We’re standing in a suburban garage, the kind that immediately hits me with childhood reminiscences. Summer; lemon and fig trees; garden hoses and leaving wet handprints on a concrete driveway. I wonder if perhaps the garage holds a chest freezer full of Zooper Doopers. I shake off the sneaking nostalgia and look around at the cluttered workspace with the metal garage door propped open to let light in. “It’s pretty rudimentary,” Bryan Spier says of his garage studio. “I never shut that door, it feels too claustrophobic. I just rug up [in winter], I wear like 20 jumpers,” he half jokes. In summer, the studio is hot and dusty, and it’s not the most generous of spaces – “I have to constantly be rearranging the space and shifting things around. I was working on the big ones flat,” he points to some carefully wrapped paintings, standing well over headheight, “and had to put them up against the wall. I couldn’t really work on more than one at a time.” But for all of that, Spier is “going to make it work somehow,” he says, and that’s for the enjoyment of the process, for the small snatches of time he steals in here between caring for his young son and teaching interior design at the Royal Melbourne Institute of Technology (RMIT).

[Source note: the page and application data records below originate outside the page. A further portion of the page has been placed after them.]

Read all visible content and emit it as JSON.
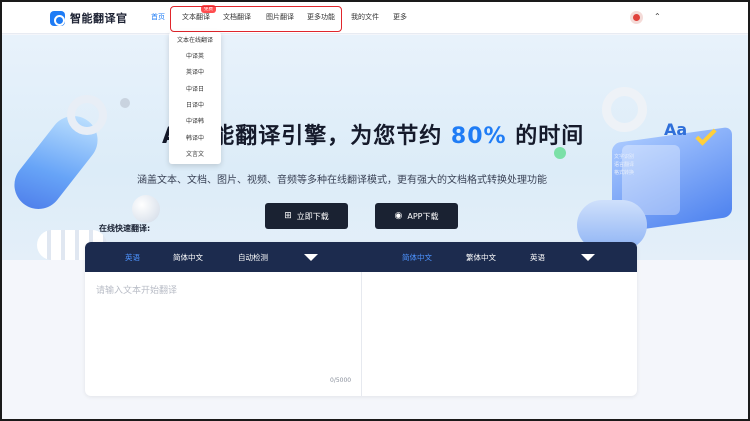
{
  "header": {
    "app_name": "智能翻译官",
    "nav": [
      {
        "label": "首页",
        "active": true
      },
      {
        "label": "文本翻译",
        "active": false,
        "badge": "免费"
      },
      {
        "label": "文档翻译",
        "active": false
      },
      {
        "label": "图片翻译",
        "active": false
      },
      {
        "label": "更多功能",
        "active": false
      },
      {
        "label": "我的文件",
        "active": false
      },
      {
        "label": "更多",
        "active": false
      }
    ]
  },
  "dropdown": {
    "items": [
      "文本在线翻译",
      "中译英",
      "英译中",
      "中译日",
      "日译中",
      "中译韩",
      "韩译中",
      "文言文"
    ]
  },
  "hero": {
    "title_lead": "AI智能翻译引擎，为您节约",
    "title_highlight": "80%",
    "title_tail": "的时间",
    "subtitle": "涵盖文本、文档、图片、视频、音频等多种在线翻译模式，更有强大的文档格式转换处理功能",
    "download_label": "立即下载",
    "app_download_label": "APP下载"
  },
  "translator": {
    "section_label": "在线快速翻译:",
    "source_langs": [
      "英语",
      "简体中文",
      "自动检测"
    ],
    "target_langs": [
      "简体中文",
      "繁体中文",
      "英语"
    ],
    "placeholder": "请输入文本开始翻译",
    "char_count": "0/5000"
  },
  "colors": {
    "accent": "#1f7cf5",
    "lang_bar": "#1c2b4e",
    "highlight_border": "#e0262c"
  }
}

“I’m kind of at the point right now where I’ve just had a show and I’m starting again,” says the softly spoken artist. “Part of the process is to kind of rip everything out and refine, look at stuff that I’ve done before, look at books, try to find some inspiration and clean up the studio.” We’re at ground zero or the point of regeneration: the floor of the studio, with its paintsplattered carpet, is covered in trials, drawings on paper and old works. Tying the jumble together is colour and his distinguishable style; part Kandinsky eye-candy, part candy raver, it reverberates with musicality and movement. As we speak, electronic music plays unobtrusively on a laptop.
“One of the primary interests is in setting up a scheme where I can orchestrate colours in a way they have an immediate impact, but they also move.” Colour is crucial; a painting may look finished, colour covering the entire surface,but the wrong tone will mean a bung note. “Then I just have to go back into it and change all of the colours. And if you change one colour here, it changes all the other relationships,” says Spier. He pulls out a few used palettes, the ones that look like large ice cube trays with a dozen or so colours in each one. “I’ll make a sequence of colours, sometimes several of these palettes long. So, I’ve got it all mapped out.” Spier will often go back to these colours for the next painting, tweaking them, darkening, or perhaps he’ll “add a tertiary colour to knock back the saturation.” “I’ve got kind of a mental system,” he says. It might not always be totally logical, he continues, “but it’s a really important part of it.”
Spier works from the couch sometimes, making small sketches, trying out concepts and fine-tuning the combination of colours. For the artist, these initial outlines are a way “to test the viability” of a thought before committing to a painting, not as a maquette or a strict draft. “I don’t design the paintings, I’ll work out the basic principle. I don’t know really where they are going to go.” This idea seems to contradict the very defined colour fields, the logical progressions of colours and the clear lines that dominate Spier’s paintings. His practice exists at the fulcrum of order and chaos, or at least of logic and intuition. He has a bunch of tricks to keep a balance.
“When I started the last show at Sarah Scout [Presents], when I started working on it in earnest, I just thought, ‘I can’t do it’.” Spier works best when the deadline “starts really looming.” It is then, he says, that “my ideas start to concentrate to the point where I can get out here and tackle a large canvas.” In contrast, once the ball is rolling, a more methodical streak takes over: “I had a calendar with all the time blocked out. I kind of worked it out by the days and hours.” Overestimating how long it will take is a ploy to give him ample time. “It’s a fair bit of work involved, especially in the big paintings. I was thinking the other day that the big paintings are like rock climbing – it’s really intimidating and kind of stressful while you’re in the middle of it. But once you’ve done it, it’s a great achievement and you can kind of step back and see it.”
Drawing Folio (curated by John Nixon and Justin Andrews)
10 December—1 February 2020